10 comments

  1. Nate
    Well, after watching Dr. Eades talk about Egypt, I think there is a surprise with the Pompeii healthy teeth. I'm guessing that the diet of the Egyptians and the Italians were very similar with way too much wheat in both. Well, except that Dr. Eades said that there was no sugar in the Egyptian diet versus the low sugar in Pompeii. But the Egyptians had terrible tooth decay and abscesses and the those in Pompeii did not. That surprised me.

    The answer is probably the naturally occurring high concentration of fluoride in the water. According to the article, the fluoride was so high that it appears to have damaged their bones, but it probably protected their teeth. As I grew up in Texas, which was one the first states to start adding fluoride to their water, I have had very few cavities. Even though as a kid, I would shovel sugar into my Cheerios when my mother was not looking.

  2. greensleeves21
    The ancient Romans & Egyptians both used licorice roots as "toothbrushes" - they would chew & fray the ends to use as brushes. For toothpaste they used salt in oil & the rich would use a paste of crushed oyster shells.
  3. Nate
    Thanks greensleeves21. I wonder why they decided to use licorice roots. Was it the taste?
    Reply: #6
  4. Tim H
    Indians to this day continue to use twigs from the Neem tree. The anti-microbial properties of Neem are legendary. In southern India some people also use twigs from another tree whose English name I forget. But the tree is common in Africa as well.

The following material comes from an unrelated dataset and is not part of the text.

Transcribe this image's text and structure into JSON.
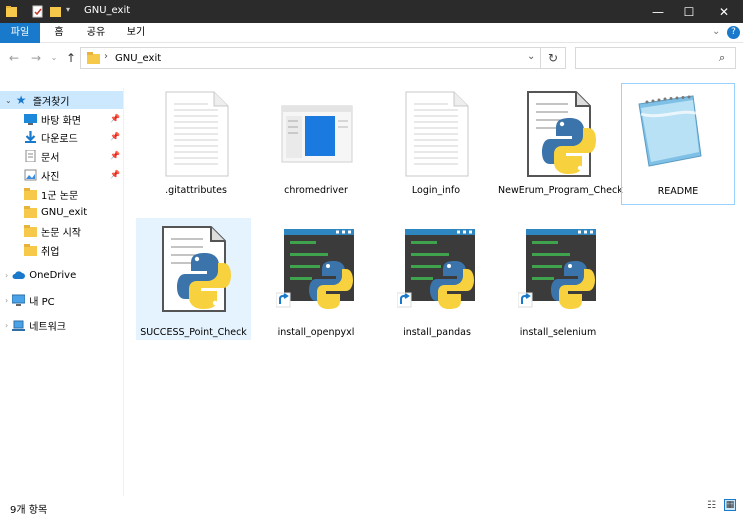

You've seen it in pictures of the Serengeti. It's got an almost flat table top and thorns that are 2 or 3 inches long.
  5. Apicius
    For the perspective of enamel health: I wonder if the wheat grinding process the Egyptians used could have contributed to the poor health of teeth. According to Dr Eades presentation, they added sand to wheat to aid with grinding the wheat, and then they would try to remove the sand from the flour. The result was having some residual sand remaining, and then gritty bread that would erode their teeth. Did the Pompeii people process their wheat with sand or not?

    For the perspective of straight / crooked teeth: does this article mean that the Pompeii people had straight teeth, and therefore aligning to the "traditional food" effect that the Weston Price foundation speaks of?

    Reply: #7
  6. greensleeves21
    In the museum in Naples where I learned this, they said it was for nice breath & white teeth.
  7. greensleeves21
    The Romans ground flour the European way - with millstones & a waterwheel. The Egyptians lacked water & so couldn't use this technology. The Roman flour mill at Barbegal still stands actually, with its aqueduct.
    Reply: #8
  8. Apicius
    Thanks for the info greensleeves. I see that Egypt today is the biggest exporter for dates (https://en.m.wikipedia.org/wiki/Date_palm) and that dates were in their diet since ancient times as a popular food. So those dates, with a diet during ancient times that primarily consisted of bread and beer sounds like a carby nightmare!!
  9. Johan
    If I may play the devil's avocate, the text is not really suggesting the good tooth condition was due to strict low-carb:

    ..."fibre-rich Mediterranean diet", "...a lot of fruit and vegetables" + "lots of fluoride in the water"

    Very little sugar, ok...and Marco Polo had not yet brought the pasta from Asia :)

  10. Eena
    It is surprising that Romans would have good teeth. I suspect that people in Pompei didn't really eat a lot of grain and ate mostly animal food and vegetables. Fluoride would have nothing to do with that. Fluoride destroys teeth as fast as it destroys bones. It makes teeth more brittle, there has been plenty of research to prove that. I used to have huge problems with caries, at least 2-3 new cavities a year. Two years ago I started LCHF and eliminated fluoride from my water (I have a source of unfluoridated drinking water now). My latest dental exam showed surprisingly healthy teeth and gums with almost no plaque, and my dentist was not able to find any traces of a small cavity that had been there before I started LCHF. My diet on LCHF has been predominantly animal products with plenty of animal fat, non-starchy vegetables, very occasional starchy vegetables or grains like rice (once every week or two), no sweets or sweeteners on any kind.

Leave a reply

Reply to comment #0 by

Older posts